As the novel progresses, Jaggers begins to “toy” with Pip, playing mind games and not giving straight answers. Jaggers is a prime example of how Dickens likes to introduce one aspect of a character’s personality at a time, starting with the confidence and social strength Jaggers has, along with his ability to argue and his belief in money as the prime motivator in life, followed by a mysterious depth, and then later on a dark sense of humour, and finally concluding with a strange form of sympathy for the characters whose lives Jaggers has seen scattered and destroyed. Near the end of the story, Jaggers seems sorry – albeit in a hidden, defensive manner – for the fact that Estella ended up being adopted by Miss Havisham, and consequently the backwards life she grew up to lead. Dickens uses small phrases like “Even Mr. Jaggers started when I said those words” in order to show the small emotional gaps in Jaggers’ defensive personality.

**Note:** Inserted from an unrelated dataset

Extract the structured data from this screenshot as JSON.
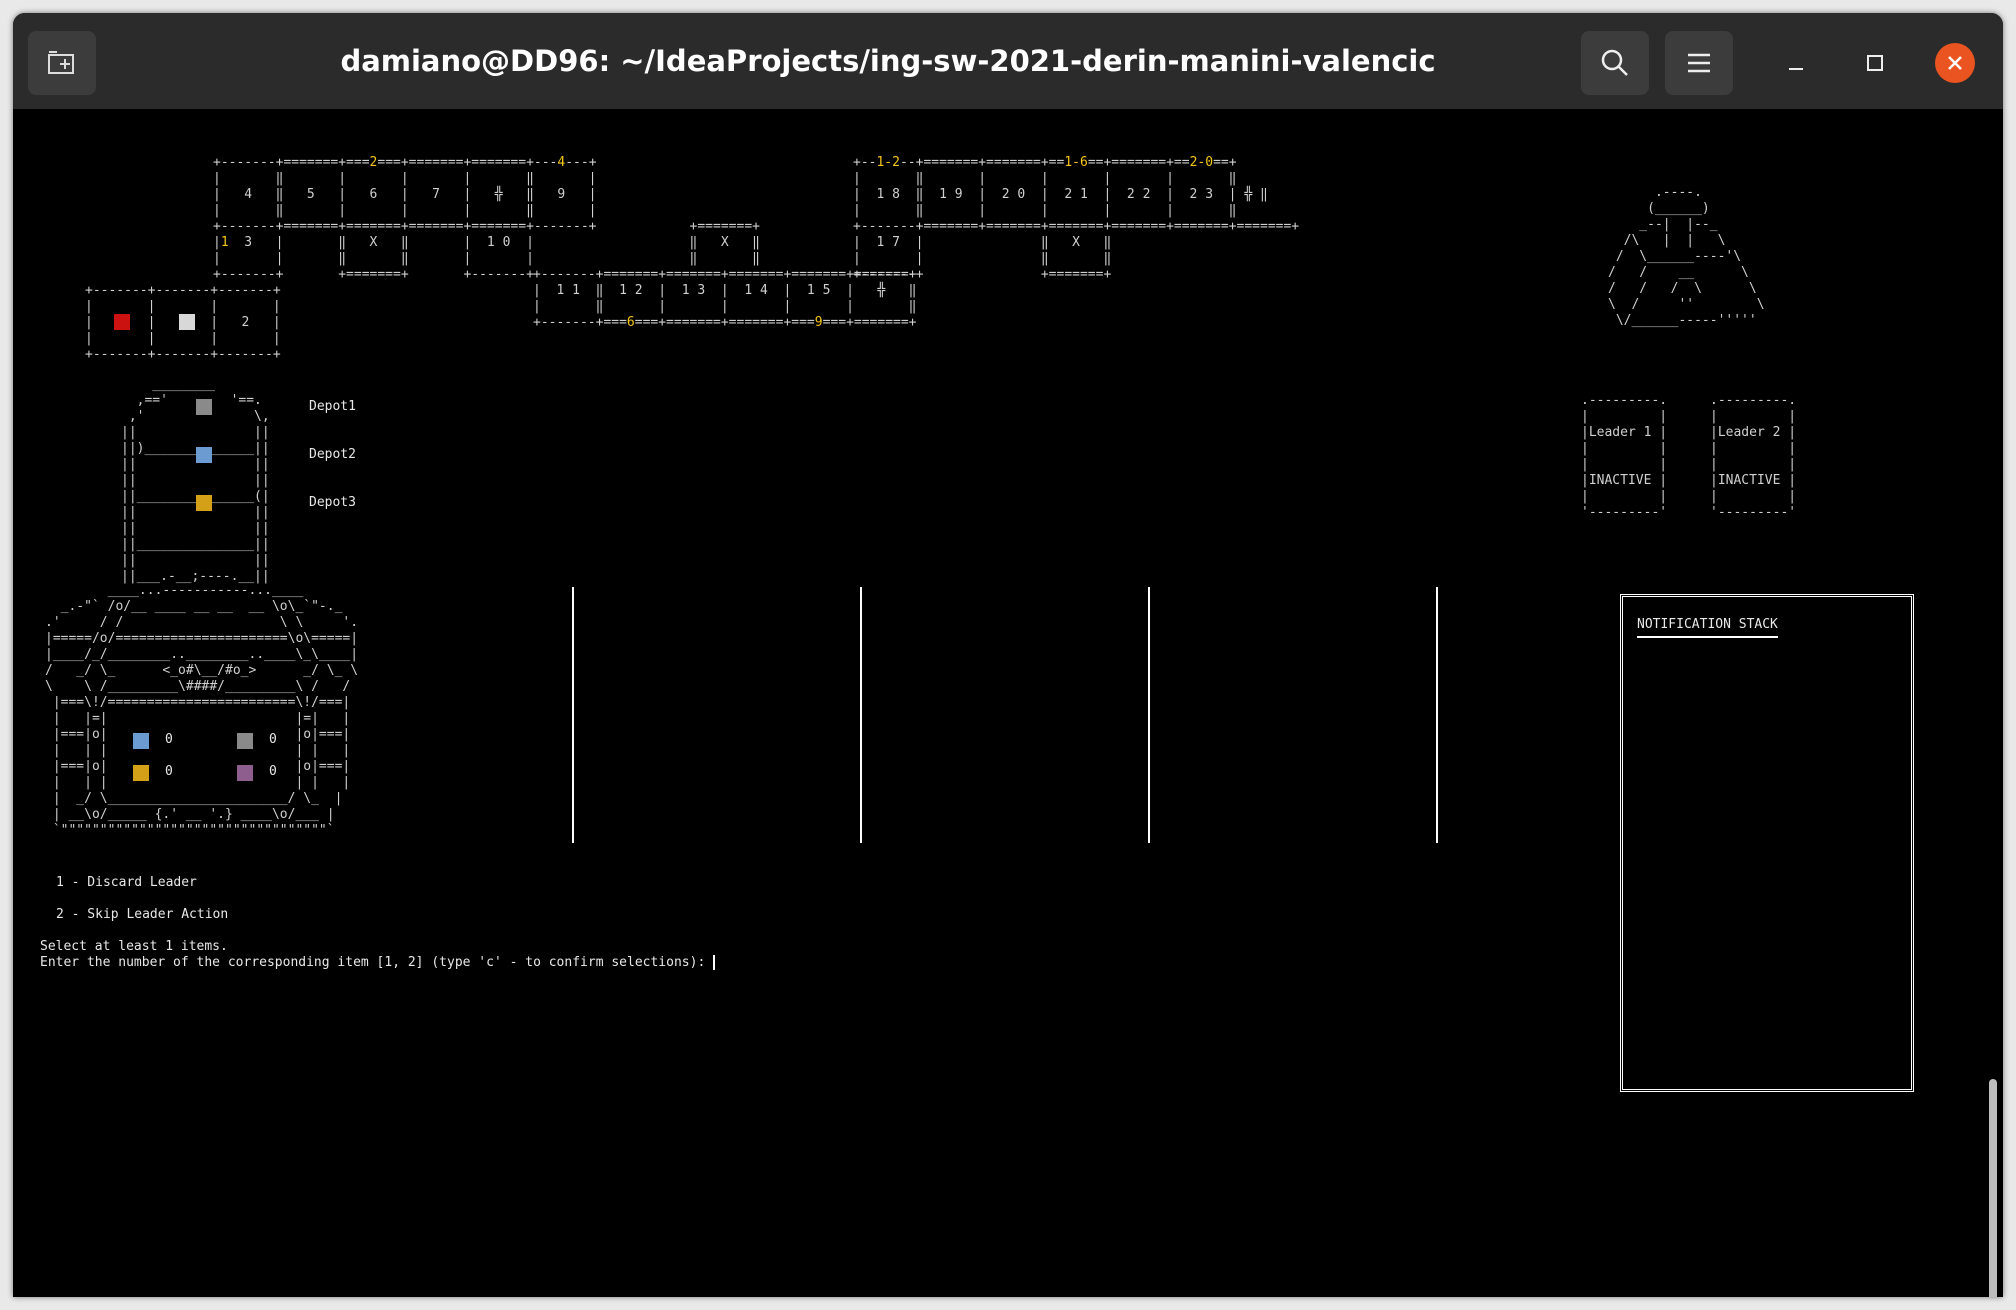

Despite the respectability Dickens builds up around Jaggers, and the small emotional gaps shown later in the novel, Jaggers does come across as generally slightly dislikeable and untrustworthy, as well as materialistic and greedy. Dickens uses this layer of Jaggers’ personality as yet another vehicle for showing his moral lessons to the reader; because Jaggers’ shows such little sympathy for the people he deals with in his job, and for his own assistant, molly, the reader naturally feels sympathy towards them. The reader is made to disagree with Jaggers over his views on “property” and on emotions. He is made to seem cold and unhappy, and as a result the reader associates warmth with happiness. Because so many people depend on Jaggers and he treats them so badly, the reader is generally encouraged to support the poor, defenceless, lower-class people caught up in the difficulties of the society of the era.

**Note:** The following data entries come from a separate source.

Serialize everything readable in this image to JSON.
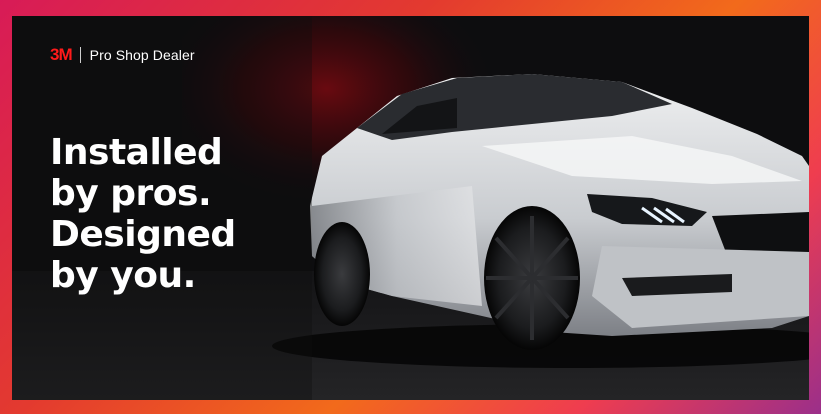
{
  "brand": {
    "logo_text": "3M",
    "name": "Pro Shop Dealer",
    "logo_color": "#ff1a1a"
  },
  "headline": {
    "line1": "Installed",
    "line2": "by pros.",
    "line3": "Designed",
    "line4": "by you."
  },
  "colors": {
    "frame_gradient": [
      "#d81b57",
      "#f26a1b",
      "#9b2f8a"
    ],
    "background": "#0d0d0f",
    "car_body": "#d9dcdf"
  }
}
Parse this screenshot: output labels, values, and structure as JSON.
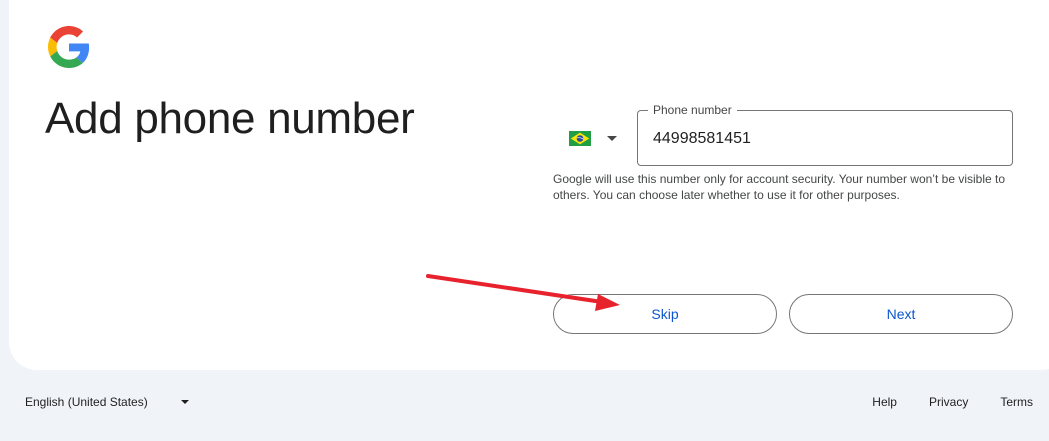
{
  "header": {
    "logo_icon": "google-g-logo-icon",
    "title": "Add phone number"
  },
  "phone": {
    "country_flag_icon": "brazil-flag-icon",
    "label": "Phone number",
    "value": "44998581451",
    "helper": "Google will use this number only for account security. Your number won’t be visible to others. You can choose later whether to use it for other purposes."
  },
  "actions": {
    "skip_label": "Skip",
    "next_label": "Next"
  },
  "annotation": {
    "arrow_icon": "red-arrow-icon",
    "arrow_color": "#e8222d"
  },
  "footer": {
    "language": "English (United States)",
    "links": [
      "Help",
      "Privacy",
      "Terms"
    ]
  },
  "colors": {
    "accent": "#0b57d0",
    "background": "#f0f4f9",
    "card": "#ffffff"
  }
}
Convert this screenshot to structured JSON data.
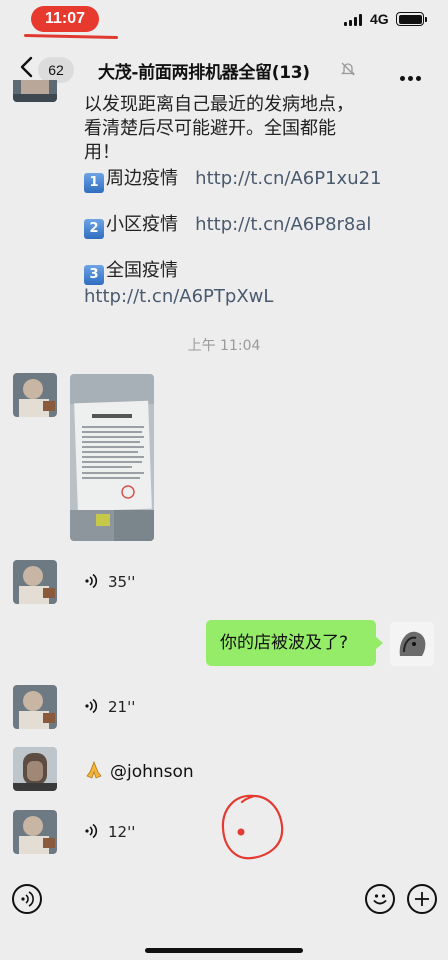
{
  "status_bar": {
    "time": "11:07",
    "network": "4G"
  },
  "header": {
    "back_count": "62",
    "title": "大茂-前面两排机器全留(13)"
  },
  "messages": {
    "text_lines": [
      "以发现距离自己最近的发病地点，",
      "看清楚后尽可能避开。全国都能",
      "用！"
    ],
    "items": [
      {
        "key": "1",
        "label": "周边疫情",
        "link": "http://t.cn/A6P1xu21"
      },
      {
        "key": "2",
        "label": "小区疫情",
        "link": "http://t.cn/A6P8r8al"
      },
      {
        "key": "3",
        "label": "全国疫情",
        "link": "http://t.cn/A6PTpXwL"
      }
    ],
    "timestamp": "上午 11:04",
    "voice1": "35''",
    "outgoing": "你的店被波及了?",
    "voice2": "21''",
    "mention": "@johnson",
    "voice3": "12''"
  }
}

Both of these characters have many layers to their personalities, and Dickens manages to teach the reader not to judge people on first appearances, and he also additionally uses these characters to convey his beliefs about social class and about the unjust British legal system. Because the novel is in fact set in the past (historical even during the era Dickens wrote it), the readers during Dickens’ era would feel like there were mistakes in the past that should never be repeated, causing a large effect on Dickens’ society, helping to spread the ideas of equality and seemingly taking on the role of a large cornerstone in the build up of the far fairer modern-day society.